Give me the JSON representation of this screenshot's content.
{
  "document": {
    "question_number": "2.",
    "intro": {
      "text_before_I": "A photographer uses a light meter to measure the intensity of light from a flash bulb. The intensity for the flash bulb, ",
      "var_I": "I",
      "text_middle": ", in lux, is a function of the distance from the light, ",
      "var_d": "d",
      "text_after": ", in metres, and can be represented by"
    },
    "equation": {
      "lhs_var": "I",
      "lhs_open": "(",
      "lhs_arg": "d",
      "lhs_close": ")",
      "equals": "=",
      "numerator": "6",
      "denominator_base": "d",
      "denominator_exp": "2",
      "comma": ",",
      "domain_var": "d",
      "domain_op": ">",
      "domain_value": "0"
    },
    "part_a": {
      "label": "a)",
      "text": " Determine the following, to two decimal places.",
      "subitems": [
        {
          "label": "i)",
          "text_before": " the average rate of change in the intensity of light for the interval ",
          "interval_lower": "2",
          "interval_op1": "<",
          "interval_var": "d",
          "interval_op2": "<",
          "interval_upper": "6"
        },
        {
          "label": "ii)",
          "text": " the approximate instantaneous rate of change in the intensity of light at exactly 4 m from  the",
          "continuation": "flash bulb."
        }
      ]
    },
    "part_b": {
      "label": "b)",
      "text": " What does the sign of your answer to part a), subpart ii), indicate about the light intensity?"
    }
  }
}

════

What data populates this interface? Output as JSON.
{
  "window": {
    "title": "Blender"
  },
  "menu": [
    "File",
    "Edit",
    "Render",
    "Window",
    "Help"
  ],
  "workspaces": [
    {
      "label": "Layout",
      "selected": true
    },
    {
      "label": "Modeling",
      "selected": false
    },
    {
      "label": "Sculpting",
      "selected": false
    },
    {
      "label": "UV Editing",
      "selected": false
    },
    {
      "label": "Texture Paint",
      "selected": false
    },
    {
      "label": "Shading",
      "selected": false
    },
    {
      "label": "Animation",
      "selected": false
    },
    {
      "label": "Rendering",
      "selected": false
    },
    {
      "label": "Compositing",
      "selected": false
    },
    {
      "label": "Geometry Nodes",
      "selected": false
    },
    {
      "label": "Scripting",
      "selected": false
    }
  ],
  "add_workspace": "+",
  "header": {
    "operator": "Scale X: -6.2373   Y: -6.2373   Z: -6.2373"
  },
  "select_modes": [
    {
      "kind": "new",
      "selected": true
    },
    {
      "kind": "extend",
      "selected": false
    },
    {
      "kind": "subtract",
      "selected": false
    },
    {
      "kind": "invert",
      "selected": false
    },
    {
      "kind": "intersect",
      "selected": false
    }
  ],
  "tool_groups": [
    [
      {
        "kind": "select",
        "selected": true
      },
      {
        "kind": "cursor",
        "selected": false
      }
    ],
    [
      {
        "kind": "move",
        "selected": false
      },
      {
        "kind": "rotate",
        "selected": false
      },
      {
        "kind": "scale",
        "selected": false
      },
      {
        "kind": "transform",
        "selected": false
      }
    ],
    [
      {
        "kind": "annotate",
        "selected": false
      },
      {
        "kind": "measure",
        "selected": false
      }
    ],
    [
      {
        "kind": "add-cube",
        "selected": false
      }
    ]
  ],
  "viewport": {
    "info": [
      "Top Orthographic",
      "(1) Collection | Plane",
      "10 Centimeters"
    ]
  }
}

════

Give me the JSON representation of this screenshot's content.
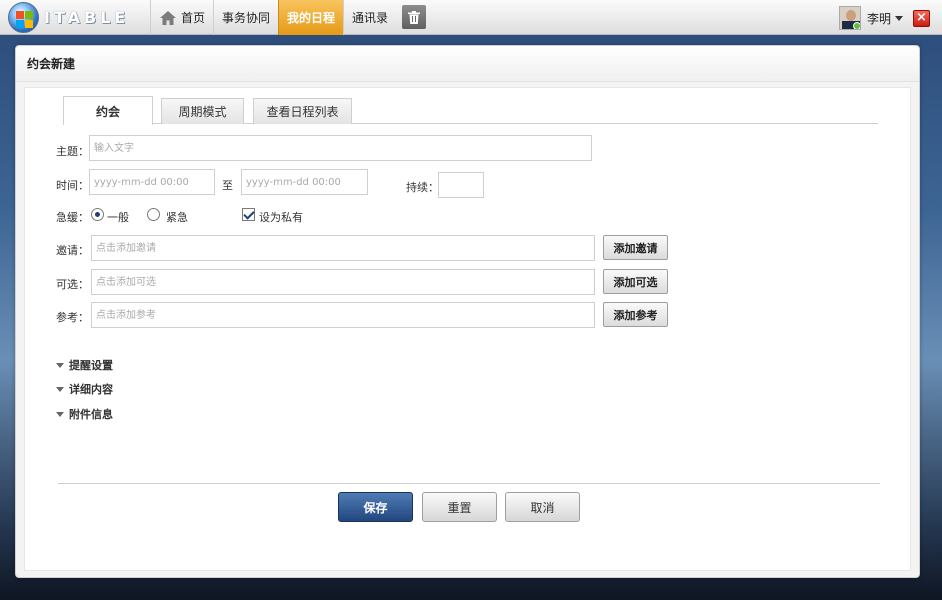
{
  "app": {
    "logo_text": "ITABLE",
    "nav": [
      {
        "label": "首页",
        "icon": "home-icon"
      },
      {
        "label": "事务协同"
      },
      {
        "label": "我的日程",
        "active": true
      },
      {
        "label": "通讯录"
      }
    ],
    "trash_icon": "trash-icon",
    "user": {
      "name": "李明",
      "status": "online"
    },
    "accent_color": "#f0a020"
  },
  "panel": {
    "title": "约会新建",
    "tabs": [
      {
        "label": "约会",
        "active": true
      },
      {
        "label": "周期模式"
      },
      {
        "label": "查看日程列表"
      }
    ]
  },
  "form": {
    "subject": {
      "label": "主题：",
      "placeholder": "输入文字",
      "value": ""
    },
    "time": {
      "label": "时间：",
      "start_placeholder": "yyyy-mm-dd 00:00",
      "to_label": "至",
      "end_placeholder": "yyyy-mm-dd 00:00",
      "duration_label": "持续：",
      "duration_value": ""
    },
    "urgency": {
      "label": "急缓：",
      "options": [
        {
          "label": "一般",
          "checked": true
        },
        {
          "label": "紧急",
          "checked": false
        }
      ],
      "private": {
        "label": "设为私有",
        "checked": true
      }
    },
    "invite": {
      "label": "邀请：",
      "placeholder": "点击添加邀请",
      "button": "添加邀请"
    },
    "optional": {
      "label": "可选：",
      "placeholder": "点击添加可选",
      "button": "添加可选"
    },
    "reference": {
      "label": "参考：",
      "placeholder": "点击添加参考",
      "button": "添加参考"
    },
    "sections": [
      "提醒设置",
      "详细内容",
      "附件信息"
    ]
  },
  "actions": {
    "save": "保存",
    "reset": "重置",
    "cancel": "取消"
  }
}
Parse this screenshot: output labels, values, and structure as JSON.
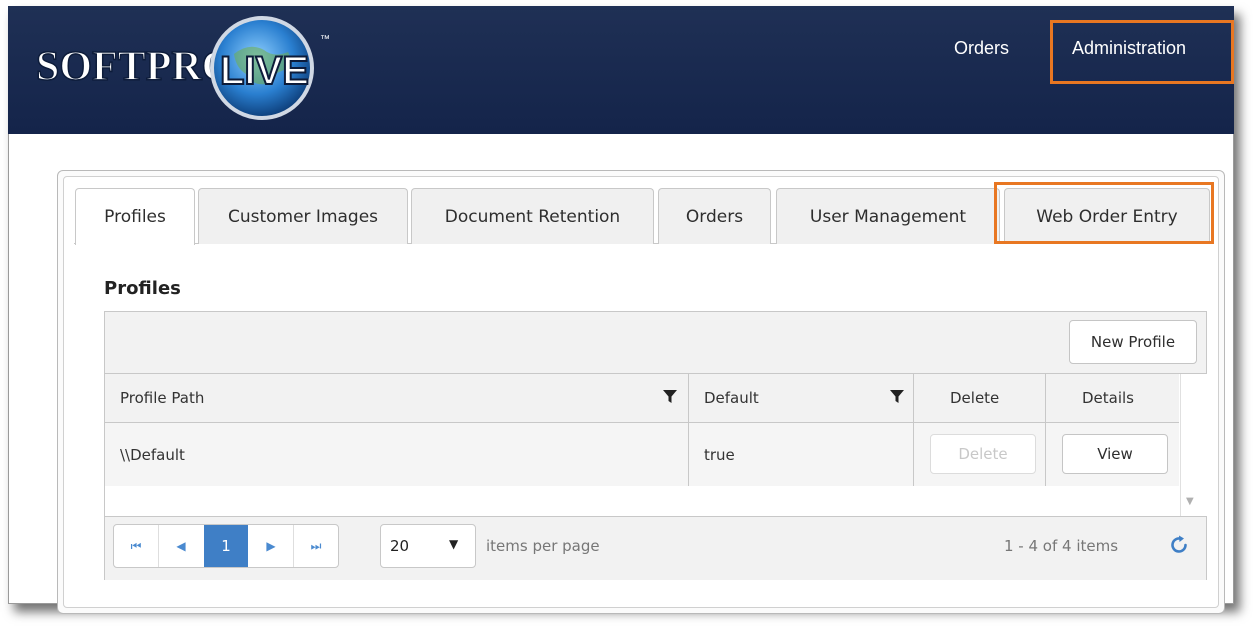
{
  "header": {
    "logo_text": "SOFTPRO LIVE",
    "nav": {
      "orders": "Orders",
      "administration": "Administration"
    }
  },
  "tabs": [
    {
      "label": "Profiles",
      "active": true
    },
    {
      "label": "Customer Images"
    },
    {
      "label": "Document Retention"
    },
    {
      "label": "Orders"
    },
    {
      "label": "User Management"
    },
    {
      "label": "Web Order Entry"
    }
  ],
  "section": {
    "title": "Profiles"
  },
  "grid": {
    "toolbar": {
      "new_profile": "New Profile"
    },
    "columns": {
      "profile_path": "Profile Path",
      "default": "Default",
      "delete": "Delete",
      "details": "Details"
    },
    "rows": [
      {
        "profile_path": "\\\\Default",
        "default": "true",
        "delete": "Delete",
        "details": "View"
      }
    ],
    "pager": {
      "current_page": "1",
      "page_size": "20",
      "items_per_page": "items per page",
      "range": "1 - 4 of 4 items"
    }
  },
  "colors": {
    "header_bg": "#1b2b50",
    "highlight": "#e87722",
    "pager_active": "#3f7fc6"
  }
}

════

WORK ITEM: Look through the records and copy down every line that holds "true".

SOLVED EXERCISE:
      "selected": true
      "selected": true
        "selected": true
        "active": true
        "active": true
          "checked": true
        "checked": true
      "active": true
        "default": "true",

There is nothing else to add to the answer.